[Items from an interface collection]
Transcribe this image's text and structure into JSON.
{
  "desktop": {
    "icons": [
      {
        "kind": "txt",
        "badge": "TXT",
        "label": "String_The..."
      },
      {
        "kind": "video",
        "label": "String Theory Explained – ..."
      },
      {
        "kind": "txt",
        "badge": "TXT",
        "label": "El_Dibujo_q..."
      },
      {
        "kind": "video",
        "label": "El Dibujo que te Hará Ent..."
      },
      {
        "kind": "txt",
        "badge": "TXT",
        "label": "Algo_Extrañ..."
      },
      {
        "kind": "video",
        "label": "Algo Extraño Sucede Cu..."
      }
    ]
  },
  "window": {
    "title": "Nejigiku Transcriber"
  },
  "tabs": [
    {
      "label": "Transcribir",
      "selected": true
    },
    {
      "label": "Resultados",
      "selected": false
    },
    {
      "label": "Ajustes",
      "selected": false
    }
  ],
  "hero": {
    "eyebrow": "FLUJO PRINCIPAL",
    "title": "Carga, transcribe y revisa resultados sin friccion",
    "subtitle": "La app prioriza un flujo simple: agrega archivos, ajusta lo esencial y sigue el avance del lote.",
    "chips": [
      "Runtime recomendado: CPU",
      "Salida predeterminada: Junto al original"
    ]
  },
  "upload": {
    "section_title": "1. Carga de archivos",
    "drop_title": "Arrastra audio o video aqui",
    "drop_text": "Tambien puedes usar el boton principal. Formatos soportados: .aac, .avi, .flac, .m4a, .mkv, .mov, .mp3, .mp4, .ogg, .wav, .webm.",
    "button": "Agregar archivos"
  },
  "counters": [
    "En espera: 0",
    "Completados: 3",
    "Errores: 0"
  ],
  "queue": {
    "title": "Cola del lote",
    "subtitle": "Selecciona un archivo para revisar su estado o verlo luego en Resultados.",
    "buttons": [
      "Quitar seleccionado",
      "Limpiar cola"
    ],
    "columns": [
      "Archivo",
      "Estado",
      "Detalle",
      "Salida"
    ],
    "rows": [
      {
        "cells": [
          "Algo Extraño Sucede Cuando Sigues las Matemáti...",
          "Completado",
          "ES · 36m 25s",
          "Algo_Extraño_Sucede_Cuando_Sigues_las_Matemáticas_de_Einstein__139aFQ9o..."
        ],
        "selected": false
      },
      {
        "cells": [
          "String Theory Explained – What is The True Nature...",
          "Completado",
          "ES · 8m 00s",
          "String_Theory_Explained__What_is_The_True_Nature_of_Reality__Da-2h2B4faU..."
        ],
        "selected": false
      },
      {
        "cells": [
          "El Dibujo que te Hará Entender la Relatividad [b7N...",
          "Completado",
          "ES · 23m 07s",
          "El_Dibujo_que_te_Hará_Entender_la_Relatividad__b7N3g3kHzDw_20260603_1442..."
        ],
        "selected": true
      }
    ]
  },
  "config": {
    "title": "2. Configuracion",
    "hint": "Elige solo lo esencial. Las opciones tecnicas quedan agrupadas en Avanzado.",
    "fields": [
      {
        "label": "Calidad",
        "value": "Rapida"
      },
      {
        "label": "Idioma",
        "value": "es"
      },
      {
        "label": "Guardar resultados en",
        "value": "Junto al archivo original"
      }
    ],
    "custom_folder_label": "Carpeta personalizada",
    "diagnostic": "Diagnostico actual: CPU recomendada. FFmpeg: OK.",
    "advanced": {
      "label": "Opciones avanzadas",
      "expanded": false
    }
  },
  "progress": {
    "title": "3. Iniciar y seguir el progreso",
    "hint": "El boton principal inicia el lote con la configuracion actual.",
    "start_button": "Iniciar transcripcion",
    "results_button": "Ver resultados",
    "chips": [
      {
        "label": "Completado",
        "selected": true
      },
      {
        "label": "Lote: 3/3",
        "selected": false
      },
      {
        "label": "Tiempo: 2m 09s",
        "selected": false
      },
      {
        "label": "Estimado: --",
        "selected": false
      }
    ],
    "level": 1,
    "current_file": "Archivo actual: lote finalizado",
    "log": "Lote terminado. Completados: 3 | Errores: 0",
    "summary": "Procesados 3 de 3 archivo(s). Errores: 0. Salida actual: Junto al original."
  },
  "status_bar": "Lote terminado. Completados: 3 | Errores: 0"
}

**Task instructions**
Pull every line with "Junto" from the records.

**Finished exercise**
      "Salida predeterminada: Junto al original"
        "value": "Junto al archivo original"
    "summary": "Procesados 3 de 3 archivo(s). Errores: 0. Salida actual: Junto al original."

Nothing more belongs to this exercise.